EUROPE HRC WRAP: Domestic prices down on lack of trading
Domestic prices for hot-rolled coil moved down in the EU in the week to Friday October 8, reflecting the small number of new deals heard in the market and the achievable prices estimated by market sources.
Market activity was still subdued but was expected to recover in late October-November when distributors start to restock material for the first quarter of next year.
Fastmarkets calculated its daily steel hot-rolled coil index, domestic, exw Northern Europe, at €1,027.50 ($1,188.83) per tonne on October 8, down by €16.25 per tonne week on week and by €83.33 per tonne month on month.
Given the lack of market activity on Friday, the index was based on four estimates heard on Thursday at €1,025-1,030 per tonne ex-works.
Fastmarkets calculated its corresponding daily steel HRC index, domestic, exw Italy, at €940.13 per tonne on October 8, down by €14.87 per tonne week on week and by €72.37 per tonne month on month.
The Italian market was quiet on Thursday and Friday, although a deal for 1,000 tonnes was heard on Wednesday at €940 per tonne ex-works.
In the meantime, sentiment regarding the price trend among buyers remained mixed.
Some blamed this on the lower demand from the automotive sector, higher production rates of domestic HRC and competitive offers from some Central European mills.
Car manufacturers have been running at reduced rates recently because of the global semiconductor shortage, resulting in extra volumes of HRC being released to the spot market. Sources said the auto industry had booked 20-30% less steel than expected so far in 2021.

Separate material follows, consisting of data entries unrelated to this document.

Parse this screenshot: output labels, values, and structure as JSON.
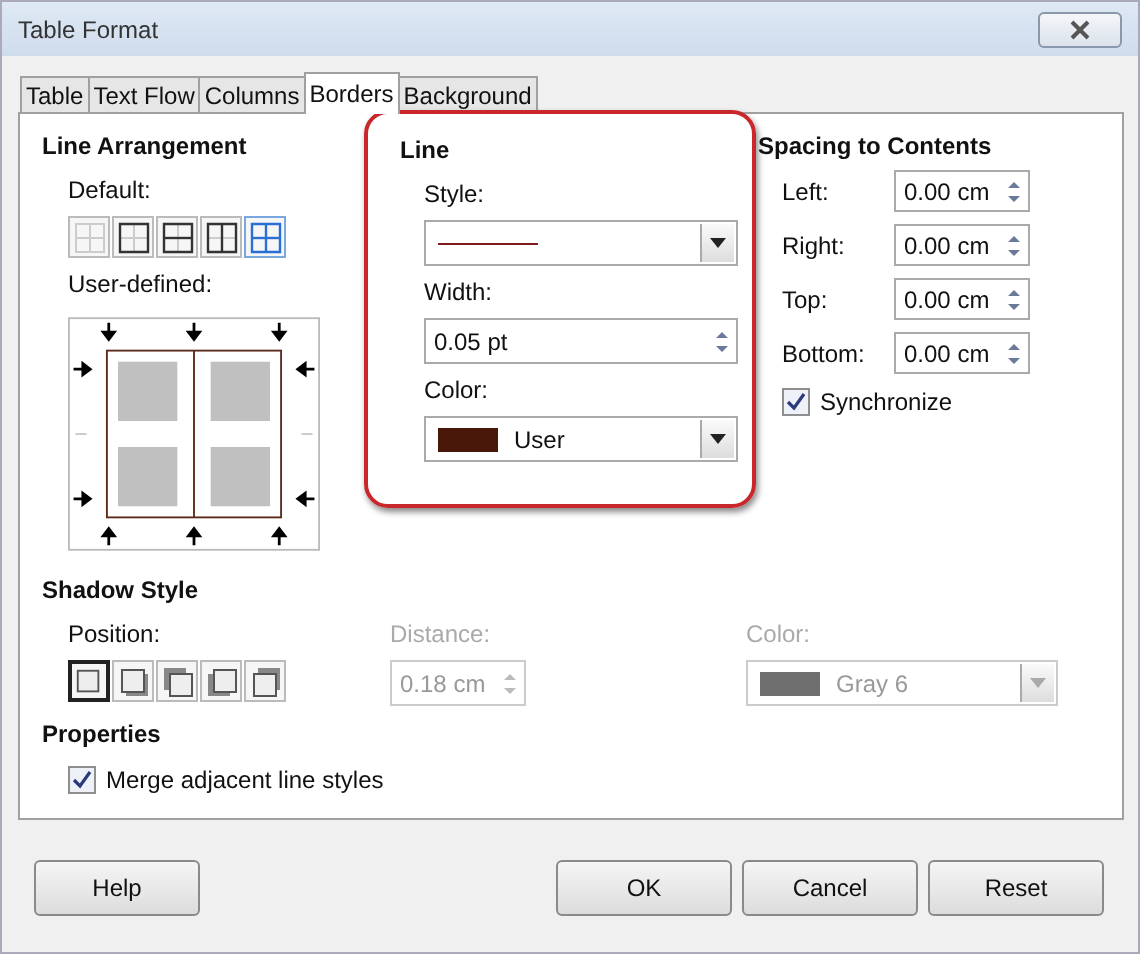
{
  "window": {
    "title": "Table Format"
  },
  "tabs": [
    {
      "label": "Table",
      "selected": false
    },
    {
      "label": "Text Flow",
      "selected": false
    },
    {
      "label": "Columns",
      "selected": false
    },
    {
      "label": "Borders",
      "selected": true
    },
    {
      "label": "Background",
      "selected": false
    }
  ],
  "line_arrangement": {
    "heading": "Line Arrangement",
    "default_label": "Default:",
    "presets": [
      {
        "selected": false
      },
      {
        "selected": false
      },
      {
        "selected": false
      },
      {
        "selected": false
      },
      {
        "selected": true
      }
    ],
    "user_defined_label": "User-defined:"
  },
  "line": {
    "heading": "Line",
    "style_label": "Style:",
    "width_label": "Width:",
    "width_value": "0.05 pt",
    "color_label": "Color:",
    "color_value": "User"
  },
  "spacing": {
    "heading": "Spacing to Contents",
    "fields": [
      {
        "label": "Left:",
        "value": "0.00 cm"
      },
      {
        "label": "Right:",
        "value": "0.00 cm"
      },
      {
        "label": "Top:",
        "value": "0.00 cm"
      },
      {
        "label": "Bottom:",
        "value": "0.00 cm"
      }
    ],
    "synchronize": {
      "label": "Synchronize",
      "checked": true
    }
  },
  "shadow": {
    "heading": "Shadow Style",
    "position_label": "Position:",
    "positions": [
      {
        "selected": true
      },
      {
        "selected": false
      },
      {
        "selected": false
      },
      {
        "selected": false
      },
      {
        "selected": false
      }
    ],
    "distance": {
      "label": "Distance:",
      "value": "0.18 cm",
      "disabled": true
    },
    "color": {
      "label": "Color:",
      "value": "Gray 6",
      "disabled": true
    }
  },
  "properties": {
    "heading": "Properties",
    "merge": {
      "label": "Merge adjacent line styles",
      "checked": true
    }
  },
  "buttons": [
    {
      "label": "Help",
      "kind": "help"
    },
    {
      "label": "OK",
      "kind": "action"
    },
    {
      "label": "Cancel",
      "kind": "action"
    },
    {
      "label": "Reset",
      "kind": "action"
    }
  ]
}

A producer from Hungary offered HRC to Germany at €900 per tonne ex-works and was reported to be ready to give discounts. Two sources said that a Central European mill made a deal at €840 per tonne ex-works, but the information was not widely confirmed.
German steelmaker Thyssenkrupp restarted its “Schwelgern 1” blast furnace on October 1, it announced last week. The maximum capacity of the furnace is 3.6 million tonnes per year of pig iron.

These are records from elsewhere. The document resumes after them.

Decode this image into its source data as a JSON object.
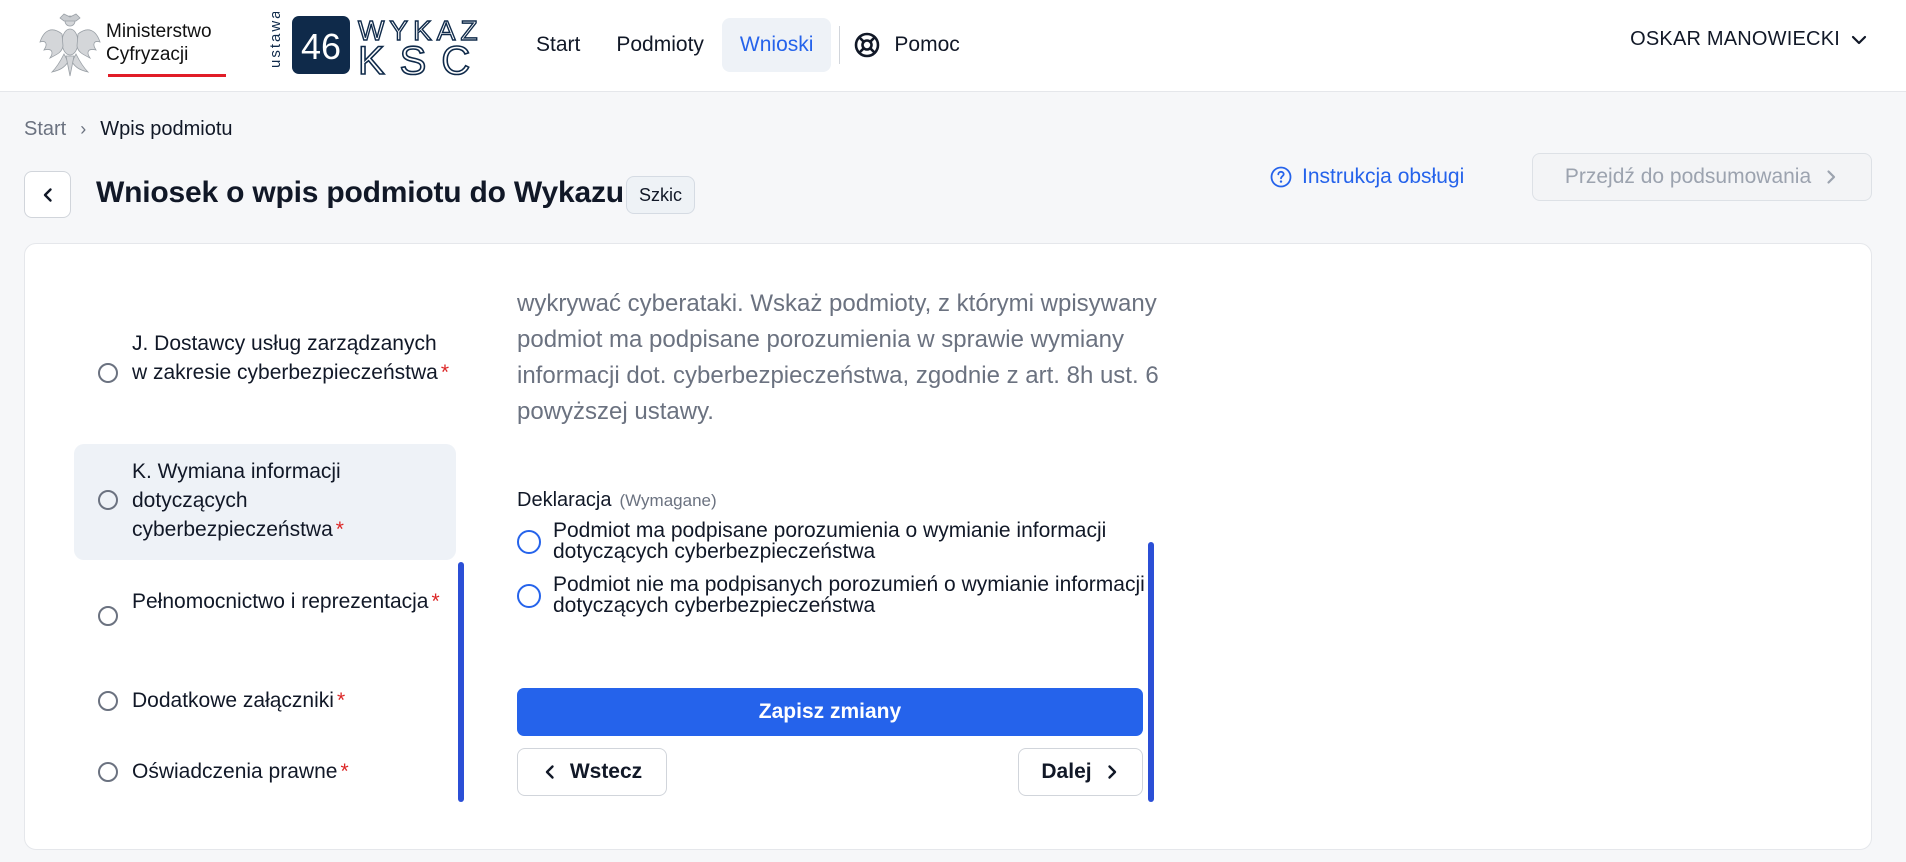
{
  "header": {
    "ministry_name_line1": "Ministerstwo",
    "ministry_name_line2": "Cyfryzacji",
    "ksc_logo_number": "46",
    "ksc_logo_line1": "WYKAZ",
    "ksc_logo_line2": "KSC",
    "ksc_logo_vertical": "ustawa",
    "nav": {
      "start": "Start",
      "entities": "Podmioty",
      "applications": "Wnioski",
      "help": "Pomoc"
    },
    "active_nav": "Wnioski",
    "user_name": "OSKAR MANOWIECKI"
  },
  "breadcrumb": {
    "start": "Start",
    "separator": "›",
    "current": "Wpis podmiotu"
  },
  "page": {
    "title": "Wniosek o wpis podmiotu do Wykazu",
    "status": "Szkic",
    "instructions_link": "Instrukcja obsługi",
    "summary_button": "Przejdź do podsumowania"
  },
  "steps": [
    {
      "label": "J. Dostawcy usług zarządzanych w zakresie cyberbezpieczeństwa",
      "required_mark": "*"
    },
    {
      "label": "K. Wymiana informacji dotyczących cyberbezpieczeństwa",
      "required_mark": "*"
    },
    {
      "label": "Pełnomocnictwo i reprezentacja",
      "required_mark": "*"
    },
    {
      "label": "Dodatkowe załączniki",
      "required_mark": "*"
    },
    {
      "label": "Oświadczenia prawne",
      "required_mark": "*"
    }
  ],
  "active_step": "K. Wymiana informacji dotyczących cyberbezpieczeństwa",
  "content": {
    "intro_text": "wykrywać cyberataki. Wskaż podmioty, z którymi wpisywany podmiot ma podpisane porozumienia w sprawie wymiany informacji dot. cyberbezpieczeństwa, zgodnie z art. 8h ust. 6 powyższej ustawy.",
    "declaration_label": "Deklaracja",
    "declaration_required": "(Wymagane)",
    "options": [
      "Podmiot ma podpisane porozumienia o wymianie informacji dotyczących cyberbezpieczeństwa",
      "Podmiot nie ma podpisanych porozumień o wymianie informacji dotyczących cyberbezpieczeństwa"
    ],
    "save_button": "Zapisz zmiany",
    "back_button": "Wstecz",
    "next_button": "Dalej"
  },
  "colors": {
    "accent": "#2563eb",
    "required": "#dc2626",
    "scrollbar": "#2b4fd6",
    "logo_dark": "#0f2a4a"
  }
}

Some sources claimed that HRC demand from other end-consumers, including the construction and white goods sectors, remained strong and that distributors would resume trading soon. In addition, the cheapest import material was subject to EU safeguard duties.

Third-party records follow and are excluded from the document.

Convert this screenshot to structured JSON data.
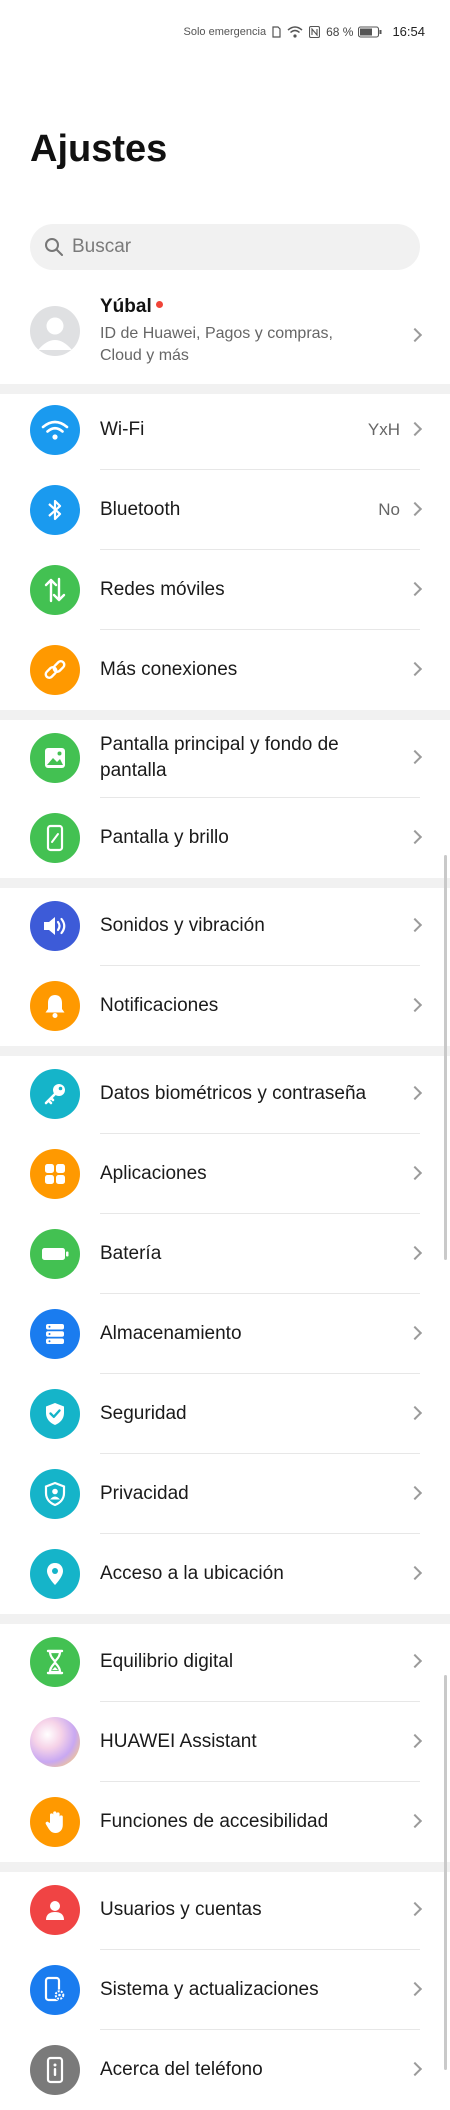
{
  "status_bar": {
    "emergency": "Solo emergencia",
    "battery": "68 %",
    "time": "16:54"
  },
  "page_title": "Ajustes",
  "search": {
    "placeholder": "Buscar"
  },
  "account": {
    "name": "Yúbal",
    "subtitle": "ID de Huawei, Pagos y compras, Cloud y más"
  },
  "items": [
    {
      "label": "Wi-Fi",
      "value": "YxH",
      "color": "#1a9aef",
      "icon": "wifi-icon"
    },
    {
      "label": "Bluetooth",
      "value": "No",
      "color": "#1a9aef",
      "icon": "bluetooth-icon"
    },
    {
      "label": "Redes móviles",
      "value": "",
      "color": "#43c152",
      "icon": "mobile-network-icon"
    },
    {
      "label": "Más conexiones",
      "value": "",
      "color": "#ff9900",
      "icon": "link-icon"
    },
    {
      "label": "Pantalla principal y fondo de pantalla",
      "value": "",
      "color": "#43c152",
      "icon": "image-icon"
    },
    {
      "label": "Pantalla y brillo",
      "value": "",
      "color": "#43c152",
      "icon": "phone-brightness-icon"
    },
    {
      "label": "Sonidos y vibración",
      "value": "",
      "color": "#3d5bd8",
      "icon": "speaker-icon"
    },
    {
      "label": "Notificaciones",
      "value": "",
      "color": "#ff9900",
      "icon": "bell-icon"
    },
    {
      "label": "Datos biométricos y contraseña",
      "value": "",
      "color": "#15b4c9",
      "icon": "key-icon"
    },
    {
      "label": "Aplicaciones",
      "value": "",
      "color": "#ff9900",
      "icon": "apps-grid-icon"
    },
    {
      "label": "Batería",
      "value": "",
      "color": "#43c152",
      "icon": "battery-icon"
    },
    {
      "label": "Almacenamiento",
      "value": "",
      "color": "#1a7cef",
      "icon": "storage-icon"
    },
    {
      "label": "Seguridad",
      "value": "",
      "color": "#15b4c9",
      "icon": "shield-check-icon"
    },
    {
      "label": "Privacidad",
      "value": "",
      "color": "#15b4c9",
      "icon": "privacy-shield-icon"
    },
    {
      "label": "Acceso a la ubicación",
      "value": "",
      "color": "#15b4c9",
      "icon": "location-pin-icon"
    },
    {
      "label": "Equilibrio digital",
      "value": "",
      "color": "#43c152",
      "icon": "hourglass-icon"
    },
    {
      "label": "HUAWEI Assistant",
      "value": "",
      "color": "#e0a8e8",
      "icon": "assistant-orb-icon"
    },
    {
      "label": "Funciones de accesibilidad",
      "value": "",
      "color": "#ff9900",
      "icon": "hand-icon"
    },
    {
      "label": "Usuarios y cuentas",
      "value": "",
      "color": "#f04444",
      "icon": "user-icon"
    },
    {
      "label": "Sistema y actualizaciones",
      "value": "",
      "color": "#1a7cef",
      "icon": "phone-settings-icon"
    },
    {
      "label": "Acerca del teléfono",
      "value": "",
      "color": "#7a7a7a",
      "icon": "phone-info-icon"
    }
  ]
}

Indian producers exhausted their quarterly quota for imports of HRC into the EU in the first few days of the new safeguard period. Due to there being high stocks of overseas steel, Italian importers of flat steel have had trouble bringing in new material because ports are so full with Indian coil that no space is left for other products.